The joy of the album is hearing Brennan try and feeling the record’s growing pains.
Cait Brennan, who broke out in 2016 at the age of 46 with her debut album Debutante, is a fascinating vocalist who is seemingly at war with trite lyrics and musical tropes. Her voice is rich and captivating, a throwback to the days of glam rock with an unmistakable David Bowie influence. She could easily carve out an evergreen niche churning out droll power pop, but on her second album Third, she expands into other genre influences and challenges herself as a lyricist to bring a sense of specificity to every bar. She doesn’t always succeed, but the joy of the album is hearing her try and feeling the record’s growing pains.
Brennan cites Big Star’s seminal Third as a major influence on the album (she used some of the same equipment Alex Chillton and Chris Bell did to make it and recorded in the same studio), and at its best moments, Brennan’s work does capture some of its namesake’s dark humor and languid feel.
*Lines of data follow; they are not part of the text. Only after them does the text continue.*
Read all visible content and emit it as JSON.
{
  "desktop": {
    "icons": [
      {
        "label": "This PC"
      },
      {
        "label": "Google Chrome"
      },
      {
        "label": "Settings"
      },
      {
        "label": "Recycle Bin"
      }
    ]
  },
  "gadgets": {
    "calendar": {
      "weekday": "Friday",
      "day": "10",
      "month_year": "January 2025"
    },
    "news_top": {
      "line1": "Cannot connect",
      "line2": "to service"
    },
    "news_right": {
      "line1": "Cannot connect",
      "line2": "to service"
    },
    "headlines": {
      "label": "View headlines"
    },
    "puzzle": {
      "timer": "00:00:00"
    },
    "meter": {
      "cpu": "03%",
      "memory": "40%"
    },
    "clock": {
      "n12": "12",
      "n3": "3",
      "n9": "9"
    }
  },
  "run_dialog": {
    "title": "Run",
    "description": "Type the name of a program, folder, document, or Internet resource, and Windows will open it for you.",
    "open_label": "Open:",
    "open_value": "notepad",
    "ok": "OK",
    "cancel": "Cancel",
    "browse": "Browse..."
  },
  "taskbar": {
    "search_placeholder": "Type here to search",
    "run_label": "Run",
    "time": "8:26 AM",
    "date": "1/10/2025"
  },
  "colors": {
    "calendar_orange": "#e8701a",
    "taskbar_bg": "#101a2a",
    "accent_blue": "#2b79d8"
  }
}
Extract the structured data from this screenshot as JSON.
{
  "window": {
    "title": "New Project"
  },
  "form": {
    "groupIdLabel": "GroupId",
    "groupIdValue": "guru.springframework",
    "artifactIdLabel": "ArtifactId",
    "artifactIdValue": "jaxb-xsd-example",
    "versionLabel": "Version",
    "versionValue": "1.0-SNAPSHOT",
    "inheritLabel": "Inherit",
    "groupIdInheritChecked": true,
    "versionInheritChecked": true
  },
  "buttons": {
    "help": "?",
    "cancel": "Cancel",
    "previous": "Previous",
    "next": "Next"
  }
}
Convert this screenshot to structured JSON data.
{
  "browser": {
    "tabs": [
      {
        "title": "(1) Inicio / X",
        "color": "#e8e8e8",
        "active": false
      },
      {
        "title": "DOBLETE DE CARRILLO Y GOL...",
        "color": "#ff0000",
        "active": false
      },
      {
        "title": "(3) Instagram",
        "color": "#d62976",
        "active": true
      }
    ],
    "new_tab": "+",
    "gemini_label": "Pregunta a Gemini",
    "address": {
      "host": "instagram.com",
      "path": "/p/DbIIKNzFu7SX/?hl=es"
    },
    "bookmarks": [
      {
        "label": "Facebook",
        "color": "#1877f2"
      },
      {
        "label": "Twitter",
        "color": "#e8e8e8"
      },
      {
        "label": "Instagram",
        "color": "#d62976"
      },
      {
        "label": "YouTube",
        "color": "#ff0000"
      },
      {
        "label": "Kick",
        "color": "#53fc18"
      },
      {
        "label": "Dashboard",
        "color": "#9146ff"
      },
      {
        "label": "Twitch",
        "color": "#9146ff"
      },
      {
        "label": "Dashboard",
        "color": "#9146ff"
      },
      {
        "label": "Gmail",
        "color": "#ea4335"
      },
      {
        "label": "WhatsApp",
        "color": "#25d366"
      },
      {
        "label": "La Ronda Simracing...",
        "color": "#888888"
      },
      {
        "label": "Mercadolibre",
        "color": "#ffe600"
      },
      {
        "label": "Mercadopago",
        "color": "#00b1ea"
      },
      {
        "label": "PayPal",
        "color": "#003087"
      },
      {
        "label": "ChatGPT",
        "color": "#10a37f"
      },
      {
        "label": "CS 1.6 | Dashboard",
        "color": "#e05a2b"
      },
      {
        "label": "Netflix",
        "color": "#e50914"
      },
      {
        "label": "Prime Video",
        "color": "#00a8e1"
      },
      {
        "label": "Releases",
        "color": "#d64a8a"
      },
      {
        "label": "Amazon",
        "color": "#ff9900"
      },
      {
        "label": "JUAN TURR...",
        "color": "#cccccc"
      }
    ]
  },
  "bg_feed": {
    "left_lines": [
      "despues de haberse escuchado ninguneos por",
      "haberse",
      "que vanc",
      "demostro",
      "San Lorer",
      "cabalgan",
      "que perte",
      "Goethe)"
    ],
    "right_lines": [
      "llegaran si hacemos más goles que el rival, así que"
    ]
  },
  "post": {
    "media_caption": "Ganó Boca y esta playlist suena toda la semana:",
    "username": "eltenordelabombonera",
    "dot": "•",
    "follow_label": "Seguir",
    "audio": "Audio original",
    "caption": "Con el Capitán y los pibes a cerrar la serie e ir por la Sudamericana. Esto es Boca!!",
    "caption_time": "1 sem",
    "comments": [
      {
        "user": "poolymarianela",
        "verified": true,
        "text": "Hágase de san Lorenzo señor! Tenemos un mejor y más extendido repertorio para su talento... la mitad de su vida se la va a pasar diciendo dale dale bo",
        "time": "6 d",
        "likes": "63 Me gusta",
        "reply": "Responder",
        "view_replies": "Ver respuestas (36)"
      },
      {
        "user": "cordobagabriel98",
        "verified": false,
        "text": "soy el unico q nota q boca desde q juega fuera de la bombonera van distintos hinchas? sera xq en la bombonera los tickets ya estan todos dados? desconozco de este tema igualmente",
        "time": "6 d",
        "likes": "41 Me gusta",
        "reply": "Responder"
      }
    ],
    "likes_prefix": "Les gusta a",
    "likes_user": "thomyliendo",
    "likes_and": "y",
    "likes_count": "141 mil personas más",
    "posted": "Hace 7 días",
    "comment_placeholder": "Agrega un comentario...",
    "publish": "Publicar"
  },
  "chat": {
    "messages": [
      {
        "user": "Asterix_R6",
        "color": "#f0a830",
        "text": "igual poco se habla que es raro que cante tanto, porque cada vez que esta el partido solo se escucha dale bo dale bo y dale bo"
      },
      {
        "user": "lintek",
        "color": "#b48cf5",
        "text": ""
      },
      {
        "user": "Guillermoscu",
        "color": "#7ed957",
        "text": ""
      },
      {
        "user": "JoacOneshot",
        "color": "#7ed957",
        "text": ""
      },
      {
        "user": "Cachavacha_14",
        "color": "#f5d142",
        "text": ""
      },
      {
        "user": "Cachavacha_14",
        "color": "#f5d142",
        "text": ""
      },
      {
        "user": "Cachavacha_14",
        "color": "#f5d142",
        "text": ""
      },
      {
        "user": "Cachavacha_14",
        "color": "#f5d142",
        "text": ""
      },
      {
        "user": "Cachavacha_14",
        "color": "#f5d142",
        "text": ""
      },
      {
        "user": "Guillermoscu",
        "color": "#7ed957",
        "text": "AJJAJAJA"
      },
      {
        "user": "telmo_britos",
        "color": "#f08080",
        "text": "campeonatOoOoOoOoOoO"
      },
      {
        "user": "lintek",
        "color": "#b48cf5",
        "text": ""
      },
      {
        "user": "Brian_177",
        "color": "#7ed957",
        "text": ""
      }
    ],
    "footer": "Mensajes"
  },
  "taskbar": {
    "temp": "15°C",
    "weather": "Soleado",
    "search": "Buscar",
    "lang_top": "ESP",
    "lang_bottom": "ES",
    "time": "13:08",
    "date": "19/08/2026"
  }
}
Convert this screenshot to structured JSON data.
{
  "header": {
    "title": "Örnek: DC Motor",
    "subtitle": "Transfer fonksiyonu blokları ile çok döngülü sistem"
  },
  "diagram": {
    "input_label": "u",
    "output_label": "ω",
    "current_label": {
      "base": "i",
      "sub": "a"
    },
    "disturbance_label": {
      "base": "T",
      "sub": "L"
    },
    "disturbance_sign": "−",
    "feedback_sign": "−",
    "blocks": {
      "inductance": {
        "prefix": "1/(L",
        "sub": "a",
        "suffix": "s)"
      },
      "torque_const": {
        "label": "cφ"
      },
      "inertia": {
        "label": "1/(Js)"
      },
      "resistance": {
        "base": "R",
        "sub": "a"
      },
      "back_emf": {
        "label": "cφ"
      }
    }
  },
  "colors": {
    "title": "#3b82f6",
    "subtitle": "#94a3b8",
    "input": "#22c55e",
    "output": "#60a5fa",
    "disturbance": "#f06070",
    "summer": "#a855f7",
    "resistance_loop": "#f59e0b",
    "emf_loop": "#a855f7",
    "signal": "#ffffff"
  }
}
This holds true on highlights like the sauntering ballad “Goodbye Missamerica” and the outstanding “He Knows Too Much,” a song that blends Pet Sounds harmonies with a storyline that feels lifted out of FX’s Fargo. Brennan isn’t a total throwback, but her earnestness and lack of restraint is certainly a different dynamic compared to many of today’s best lyricists, who operate in a more restrained lo-fi medium (i.e. Courtney Barnett, Alex Lahey or Car Seat Headrest’s Will Toledo).
Brennan has a killer ear for melody that elevates ho-hum songs like “Shake Away,” and she throws herself fully into every note, whether she’s belting or working into her falsetto. The main knock on Third is that Brennan’s lyrics occasionally feel too campy. The pop culture niche aspect of “Benedict Cumberbatch” is cute initially but grows tiresome over the entire run time (“‘cause you don’t deserve this song/ I’m giving it to Benedict Cumberbatch/ You may have woke an itch in me/ But only he can scratch”), and it winds up feeling out of place. Brennan is great at capturing emotions and making them feel immediate, but she’s not well equipped for pop culture pastiche.
Brennan’s battle with Parkinson’s disease has often been connected to her sudden mid-life creative outburst, and at times on Third, it does feel like she’s trying to squeeze as much as possible into what could potentially be a short career. That sense of immediacy works well for the most part, and it’s fun to hear her approximate freewheeling blues rock on “Caitiebots Don’t Cry” and spunky pop punk on “The Angels Lie,” but it also does make the album a bit of a tiresome listen if you don’t fully buy into Brennan as a character worth following. Those who prize character above all else in their music will likely find Brennan compelling enough for 13 tracks, but the rest of us should hope that her relentless experimentation on Third helps her find a genre comfort zone that can work for her to create the truly great record she seems capable of producing.